De Blasio fires blanks as homicide rate spikes in March, tourist takes bullet in Times Square
Mayor de Blasio boldly insisted Wednesday New Yorkers are unrattled after 34 of them failed to dodge a fatal bullet last month, after a 5-year-old Brooklyn girl was grazed by a gunshot Monday outside her home, and after a Times Square tourist who’d just taken in a Mets game was hit by a stray shot walking to his hotel.
“I do not believe New Yorkers are living in fear,” the mayor declared. “It’s just not who we are. I believe there are some real issues we have to address …. But New Yorkers don’t live in fear. They keep moving forward. I really believe that.”
That’s not how Marlene Alam, 67 and a Flatbush resident for six decades, sees it.
“That’s bulls—,” she said hours after the mayor’s assertion. “I got attacked on a train twice … I have a lot to tell de Blasio. Tell him to come to East 21st St. and Courtelyou Road around 11 (p.m.) People are walking around here with mental illnesses.
“They’re on goddam crack. They’re beating up senior citizens. It’s crazy.”
A 32-year-old stay-at-home mom with three girls — including the 5 year old grazed early Monday evening by a stray bullet outside their East New York home — dismissed the mayor’s bravado.
”I don’t have any interest in politicians because what they say is only for show,” she said of de Blasio’s remarks on New Yorkers’ lack of fear. “It seems like an empty statement.

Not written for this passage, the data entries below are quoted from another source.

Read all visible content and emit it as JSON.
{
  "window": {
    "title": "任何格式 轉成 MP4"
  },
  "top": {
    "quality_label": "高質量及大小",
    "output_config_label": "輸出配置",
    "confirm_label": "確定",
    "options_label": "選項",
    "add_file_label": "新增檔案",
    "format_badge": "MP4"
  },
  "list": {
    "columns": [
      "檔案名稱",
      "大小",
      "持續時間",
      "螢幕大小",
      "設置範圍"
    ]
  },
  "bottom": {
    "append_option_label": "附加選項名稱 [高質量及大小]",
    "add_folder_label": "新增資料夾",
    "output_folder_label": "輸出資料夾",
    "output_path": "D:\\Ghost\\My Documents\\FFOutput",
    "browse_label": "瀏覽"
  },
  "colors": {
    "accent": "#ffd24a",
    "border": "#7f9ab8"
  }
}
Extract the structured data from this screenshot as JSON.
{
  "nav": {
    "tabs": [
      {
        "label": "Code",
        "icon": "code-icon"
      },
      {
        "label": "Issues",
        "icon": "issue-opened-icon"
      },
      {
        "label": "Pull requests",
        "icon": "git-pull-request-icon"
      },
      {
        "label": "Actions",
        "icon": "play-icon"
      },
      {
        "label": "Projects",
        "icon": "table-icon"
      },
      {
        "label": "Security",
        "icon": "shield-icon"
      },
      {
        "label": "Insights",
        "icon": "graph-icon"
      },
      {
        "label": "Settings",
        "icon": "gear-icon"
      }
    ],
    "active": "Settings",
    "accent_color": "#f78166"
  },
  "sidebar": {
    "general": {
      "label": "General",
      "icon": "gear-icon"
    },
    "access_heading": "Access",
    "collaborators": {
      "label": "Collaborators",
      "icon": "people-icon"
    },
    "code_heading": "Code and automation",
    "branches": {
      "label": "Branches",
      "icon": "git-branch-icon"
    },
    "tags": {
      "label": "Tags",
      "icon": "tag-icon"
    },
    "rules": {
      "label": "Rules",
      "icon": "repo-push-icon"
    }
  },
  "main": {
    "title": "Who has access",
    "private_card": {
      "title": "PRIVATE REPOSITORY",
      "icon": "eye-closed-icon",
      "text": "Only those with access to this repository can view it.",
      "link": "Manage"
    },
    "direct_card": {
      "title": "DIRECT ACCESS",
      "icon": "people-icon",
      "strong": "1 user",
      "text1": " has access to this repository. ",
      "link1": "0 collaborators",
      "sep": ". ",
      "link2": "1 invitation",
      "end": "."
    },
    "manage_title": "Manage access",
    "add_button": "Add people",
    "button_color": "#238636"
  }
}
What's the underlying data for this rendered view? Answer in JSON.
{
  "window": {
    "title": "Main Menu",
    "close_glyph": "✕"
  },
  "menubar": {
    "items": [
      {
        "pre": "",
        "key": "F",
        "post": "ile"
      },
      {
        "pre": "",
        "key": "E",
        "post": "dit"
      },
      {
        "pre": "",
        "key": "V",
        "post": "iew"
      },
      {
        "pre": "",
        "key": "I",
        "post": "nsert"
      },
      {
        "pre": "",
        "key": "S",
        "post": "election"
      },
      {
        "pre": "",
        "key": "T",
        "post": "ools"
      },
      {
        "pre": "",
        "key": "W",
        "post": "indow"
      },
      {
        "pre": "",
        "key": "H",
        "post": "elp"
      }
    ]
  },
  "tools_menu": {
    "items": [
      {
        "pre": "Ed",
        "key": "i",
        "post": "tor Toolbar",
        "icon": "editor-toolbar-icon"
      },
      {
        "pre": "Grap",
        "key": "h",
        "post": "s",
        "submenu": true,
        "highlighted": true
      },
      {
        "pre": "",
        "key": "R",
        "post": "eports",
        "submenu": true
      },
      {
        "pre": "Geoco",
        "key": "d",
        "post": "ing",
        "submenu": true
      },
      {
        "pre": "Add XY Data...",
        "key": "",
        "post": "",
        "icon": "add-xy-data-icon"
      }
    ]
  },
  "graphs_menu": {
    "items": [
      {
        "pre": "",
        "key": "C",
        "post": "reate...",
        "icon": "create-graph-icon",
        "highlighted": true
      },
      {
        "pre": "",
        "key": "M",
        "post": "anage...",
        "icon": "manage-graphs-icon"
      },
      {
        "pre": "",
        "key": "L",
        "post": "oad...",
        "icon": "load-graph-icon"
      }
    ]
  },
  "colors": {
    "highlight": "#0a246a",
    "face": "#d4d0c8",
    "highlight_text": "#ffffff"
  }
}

He’s not really saying anything,” she said.
”What his real plan. Is there an actual plan? Is there any plan at all?” she asked. ”I don’t really feel safe with shots going off in broad daylight,” she added. “You don’t know where they’re coming from, and you don’t know where the guns are coming from.”
Fatoumata Diallo, 32, echoed her Flatbush neighbor’s fears as the NYPD’s latest crime stats showed overall crime up last month by 2.4% compared to March 2020, a figure driven by a 36% jump in murders — 34 this year compared to 25 in March 2020.
Citywide shooting incidents spiked 76.8% this March, with 99 reported in contrast with 56 in March 2020.
“You have to watch your back,” said Diallo, mother of a 16-year-old girl. “I feel more nervous, because anything can happen. People have guns, they get upset, they get intoxicated. You don’t know exactly what they’re doing.”
Diallo, a night shift nurse at a neighborhood hospital, calls for an Uber rather than walk home through the neighborhood.
“Sometimes, it scares me,” she said.
De Blasio’s comments came at press conference where a reporter asked why he wasn’t talking more about the two most recent examples of city gun violence — and not visiting affected communities to blare the message that violence won’t be tolerated.
“It clearly won’t be tolerated because for years now we have been changing the whole reality of how we address crime and violence,” the mayor shot back.
“We had a horrible disruption last year — the perfect storm of COVID, but the NYPD is out there doing great work, more gun arrests than we’ve had in a quarter century. So of course we condemn all violence, but the best way to address violence is by getting guns off the streets, which the NYPD is doing by working with communities more closely,” he added.
Osa Aghedl, 29, from the Bronx said he agreed with the mayor about not living in fear — but only because gun violence has become so commonplace that he’s accustomed to it.
“It’s a norm, it’s an everyday norm. How you gonna be afraid of something that you used to?” he said. “Anything can cause death, stray bullet, a random heart attack, car accident. You gonna stop do what you’re supposed to be doing because of a stray bullet? There’s a million and one ways to die, people choose what they supposed to do because of a man-made situation? I’m not gonna let a gun fear my life.”